So, you find a really neat article on a topic that relates to your business and you want to share the find with your clients and visitors to your website.

Here’s a scenario I run into frequently with clients.

You’re not a thief, so you make sure that you give credit in the re-posting to the original author. You even link to the author’s page. You mark up the article a bit to emphasize what’s important to your clients, but the entire article — byline and all — is still there. You send the article to me to post to your website with some nice graphic.

I ask if you have permission from the author to copy their work.

You say that you’re acknowledging their authorship and that you’re just spreading their expertise and helping their reputation.

I ask if you have permission from the author to copy their work.

You ask if I can’t just put up the page. You’re sure no one will mind.

I ask you to confirm that you’re ready to indemnify me and to defend me at your cost for any copyright claims by third parties.

Let me confess that I am not a lawyer, nor do I play one on television. However, I understand something about intellectual property rights and respect the right of creators to be able to determine where their work is shown.

By default, creative works, including Internet postings, are copyrighted by their creators and no one can use them without permission. The author or artist doesn’t have to do anything special to have copyright rights.

Permission to use someone’s work may be very easy to get. I have been emailed at least a couple of times by people wanting to copy an image on my personal website. The emails explained what the photos would used for and also told me that there would be a credit line but no money. I readily agreed to each request, flattered that someone liked my photography. I think my reaction is a typical one.

In the case of web article or blog entries a lot of authors would love to be considered an expert whose opinion is worth repeating. Re-posting their work with a link back to their website offers them exposure and a chance to sell their services.

Permission to copy is also sometimes granted on the website. Instead of saying nothing or “All Rights Reserved”, a copyright holder may choose to use a Creative Commons or other model copyright statement that specifies that people can re-use their work in some — or all — situations.

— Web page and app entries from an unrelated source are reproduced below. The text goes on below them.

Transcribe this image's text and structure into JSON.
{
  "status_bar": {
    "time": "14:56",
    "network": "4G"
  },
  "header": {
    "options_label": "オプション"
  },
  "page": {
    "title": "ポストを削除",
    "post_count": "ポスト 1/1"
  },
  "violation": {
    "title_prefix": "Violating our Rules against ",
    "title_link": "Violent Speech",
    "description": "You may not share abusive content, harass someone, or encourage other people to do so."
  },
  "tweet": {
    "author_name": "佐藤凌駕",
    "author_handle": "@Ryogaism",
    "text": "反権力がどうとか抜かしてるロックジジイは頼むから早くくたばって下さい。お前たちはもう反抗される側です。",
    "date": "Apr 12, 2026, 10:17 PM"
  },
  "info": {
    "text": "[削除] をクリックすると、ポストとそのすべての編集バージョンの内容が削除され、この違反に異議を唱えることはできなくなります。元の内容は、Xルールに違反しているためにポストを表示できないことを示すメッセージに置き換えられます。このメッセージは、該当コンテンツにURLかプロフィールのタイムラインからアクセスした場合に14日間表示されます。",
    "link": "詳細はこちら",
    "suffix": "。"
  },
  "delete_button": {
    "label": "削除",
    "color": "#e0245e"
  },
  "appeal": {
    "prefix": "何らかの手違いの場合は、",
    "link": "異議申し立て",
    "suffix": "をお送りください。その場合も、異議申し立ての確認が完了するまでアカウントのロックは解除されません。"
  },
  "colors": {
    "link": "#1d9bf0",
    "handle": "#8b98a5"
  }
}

Copying from your friends (even those friends you’ve never met in person) expands the store of knowledge you can share with your clients. You look good for sharing valuable information. At the same time, the original author gains stature and potential clients for their own business.

Just make sure you say “Please” and get permission before you do the copying!